Other disconnects occurred when I was out of range in my duplex apartment with reinforced concrete. The stated range is 30m/100ft line-of-sight, similar to what I witnessed, and long enough to cover me on the tennis court.

The history and reporting are quite flexible and easy to use. For a graphical representation, from the Home screen you press the Graph softkey and then use the scroll wheel to go back as far as you want in 4-hour increments.

To dig deep into the numbers, from the Reports menu you get a complete CGM history in 10/20/120 minute increments, CGM statistics including one-day average/high/low, as well as percentage of time spent at/above/below the Target range. There are also separate detailed BG test history and Events reports.

Carry Case

The Nav2 comes with three colored skins: purple, pink and black. Although they protect the receiver from the occasional drop, they are not convenient when it comes to carrying it. I prefer to use the zippered case that Abbott provided with the original Nav: not only does it offer some protection, but it also has a belt clip for wearing on-person as opposed to in-pocket with the skin. Although not a perfectly snug fit, it does leave room for some cash and cards.

FreeStyle Navigator 2.0 Skins
FreeStyle Navigator 2.0 Skins
Original FreeStyle Navigator Case
Original FreeStyle Navigator Case


Despite a few quirks and idiosyncrasies, the Abbott FreeStyle Navigator II has really improved my T1D quality of life. CGM accuracy is high and the minute-by-minute BG updates are a godsend for this amateur athlete. Sensor life may be shorter than with Dexcom G4 or Medtronic Enlite, but having four days with only one fingertip test is a treat.

Pricing is different by country, and luckily I have no out-of-pocket expenses in Israel. But I have seen Abbott’s UK pricing: $1,500 for the FreeStyle Navigator 2.0 receiver and transmitter, and $600 for a month’s supply of sensors.

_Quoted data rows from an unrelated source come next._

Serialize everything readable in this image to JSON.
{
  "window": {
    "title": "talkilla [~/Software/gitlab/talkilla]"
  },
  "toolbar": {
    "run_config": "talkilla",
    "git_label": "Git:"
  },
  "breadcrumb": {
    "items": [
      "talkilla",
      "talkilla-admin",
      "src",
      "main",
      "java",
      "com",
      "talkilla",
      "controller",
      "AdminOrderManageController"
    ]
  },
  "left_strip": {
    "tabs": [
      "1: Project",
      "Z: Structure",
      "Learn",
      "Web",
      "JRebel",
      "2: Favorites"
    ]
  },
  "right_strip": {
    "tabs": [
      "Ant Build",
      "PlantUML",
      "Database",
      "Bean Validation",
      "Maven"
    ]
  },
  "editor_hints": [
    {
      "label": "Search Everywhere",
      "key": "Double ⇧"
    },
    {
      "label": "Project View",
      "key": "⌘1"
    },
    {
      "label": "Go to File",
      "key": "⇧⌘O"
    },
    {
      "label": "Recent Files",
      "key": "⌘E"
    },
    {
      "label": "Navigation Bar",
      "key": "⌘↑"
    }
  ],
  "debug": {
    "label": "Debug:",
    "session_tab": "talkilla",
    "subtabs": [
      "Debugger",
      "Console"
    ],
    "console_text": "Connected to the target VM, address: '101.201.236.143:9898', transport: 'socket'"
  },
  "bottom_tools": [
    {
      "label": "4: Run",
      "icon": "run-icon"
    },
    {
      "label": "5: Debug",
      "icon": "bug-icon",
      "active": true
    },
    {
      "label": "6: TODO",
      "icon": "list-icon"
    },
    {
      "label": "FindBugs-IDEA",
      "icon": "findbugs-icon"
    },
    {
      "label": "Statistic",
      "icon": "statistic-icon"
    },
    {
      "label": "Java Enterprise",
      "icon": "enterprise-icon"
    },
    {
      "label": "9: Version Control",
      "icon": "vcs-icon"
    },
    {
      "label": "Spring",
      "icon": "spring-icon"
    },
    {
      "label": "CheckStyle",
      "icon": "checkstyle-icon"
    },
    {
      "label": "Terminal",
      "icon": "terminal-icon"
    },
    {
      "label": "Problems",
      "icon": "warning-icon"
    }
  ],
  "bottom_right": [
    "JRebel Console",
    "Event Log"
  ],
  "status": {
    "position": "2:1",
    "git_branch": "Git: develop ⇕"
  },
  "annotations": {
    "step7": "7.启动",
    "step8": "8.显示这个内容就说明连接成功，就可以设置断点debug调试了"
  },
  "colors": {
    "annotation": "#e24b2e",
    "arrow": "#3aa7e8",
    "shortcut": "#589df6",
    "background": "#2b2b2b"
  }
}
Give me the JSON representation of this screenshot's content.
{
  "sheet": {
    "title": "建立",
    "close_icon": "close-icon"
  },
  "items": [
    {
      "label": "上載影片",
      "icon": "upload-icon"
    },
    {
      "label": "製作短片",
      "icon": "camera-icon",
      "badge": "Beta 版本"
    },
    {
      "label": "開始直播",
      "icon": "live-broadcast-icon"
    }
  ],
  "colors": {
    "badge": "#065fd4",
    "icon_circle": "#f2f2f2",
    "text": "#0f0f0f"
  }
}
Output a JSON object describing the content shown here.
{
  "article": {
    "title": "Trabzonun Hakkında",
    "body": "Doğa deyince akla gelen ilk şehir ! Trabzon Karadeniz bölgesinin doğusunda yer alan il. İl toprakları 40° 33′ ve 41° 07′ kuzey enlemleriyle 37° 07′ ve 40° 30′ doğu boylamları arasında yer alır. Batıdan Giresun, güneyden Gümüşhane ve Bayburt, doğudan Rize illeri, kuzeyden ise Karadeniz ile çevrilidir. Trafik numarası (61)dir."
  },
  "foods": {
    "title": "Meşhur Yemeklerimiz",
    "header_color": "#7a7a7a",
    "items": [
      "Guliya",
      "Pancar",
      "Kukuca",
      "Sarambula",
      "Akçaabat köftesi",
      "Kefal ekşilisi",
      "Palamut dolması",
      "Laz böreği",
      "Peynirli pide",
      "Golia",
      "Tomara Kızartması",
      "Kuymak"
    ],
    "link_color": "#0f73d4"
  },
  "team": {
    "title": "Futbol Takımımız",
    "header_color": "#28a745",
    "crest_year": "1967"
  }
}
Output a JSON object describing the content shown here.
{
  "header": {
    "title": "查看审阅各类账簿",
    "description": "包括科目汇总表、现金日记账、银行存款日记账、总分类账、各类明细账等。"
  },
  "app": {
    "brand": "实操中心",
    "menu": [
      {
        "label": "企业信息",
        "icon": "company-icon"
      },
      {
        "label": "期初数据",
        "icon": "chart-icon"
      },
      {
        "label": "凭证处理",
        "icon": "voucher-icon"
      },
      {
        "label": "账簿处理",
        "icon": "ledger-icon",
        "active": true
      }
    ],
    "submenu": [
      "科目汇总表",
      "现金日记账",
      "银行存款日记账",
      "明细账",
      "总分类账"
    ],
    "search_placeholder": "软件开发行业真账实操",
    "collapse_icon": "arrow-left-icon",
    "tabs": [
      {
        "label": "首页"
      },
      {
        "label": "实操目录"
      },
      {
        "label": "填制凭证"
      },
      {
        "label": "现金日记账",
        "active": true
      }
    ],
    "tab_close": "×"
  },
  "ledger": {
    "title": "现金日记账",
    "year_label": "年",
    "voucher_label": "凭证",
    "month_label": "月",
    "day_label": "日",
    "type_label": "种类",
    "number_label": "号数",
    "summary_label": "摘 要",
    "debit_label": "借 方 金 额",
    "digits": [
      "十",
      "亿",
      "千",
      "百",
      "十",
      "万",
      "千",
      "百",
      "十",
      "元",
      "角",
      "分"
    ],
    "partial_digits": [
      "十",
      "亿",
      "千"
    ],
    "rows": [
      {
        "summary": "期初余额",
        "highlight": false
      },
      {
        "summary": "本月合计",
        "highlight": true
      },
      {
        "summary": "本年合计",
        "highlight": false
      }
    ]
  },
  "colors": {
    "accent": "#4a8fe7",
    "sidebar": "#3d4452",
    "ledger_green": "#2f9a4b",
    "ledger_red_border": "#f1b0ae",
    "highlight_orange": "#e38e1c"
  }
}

Abbott has always been a leader with the FreeStyle glucose measurement technology, and the Nav2 doesn’t disappoint – built-in FreeStyle glucometer, extended transmission range, flexible graphical & numerical reports, programmable alarms – the FreeStyle Navigator 2.0 has it all. My wife Meirav and I both love it, now they just need to make it stick to the skin!

A1C Level Down Dramatically to 6.4

My first A1C test after implementing the Abbott FreeStyle Navigator II CGM showed a modest improvement: from 7.1 percent to 6.8 percent. As I get to know/rely on the device and learn to make better bolus correction decisions, I am now able to take a more aggressive approach. This has resulted in my best A1C test result ever: 6.4 percent! This translates into an average BG over the last three months of 137 mg/dl, not too shabby…

See here for a table showing A1C-Average BG conversions: http://www.mayoclinic.com/health/a1c-test/MY00142/DSECTION=results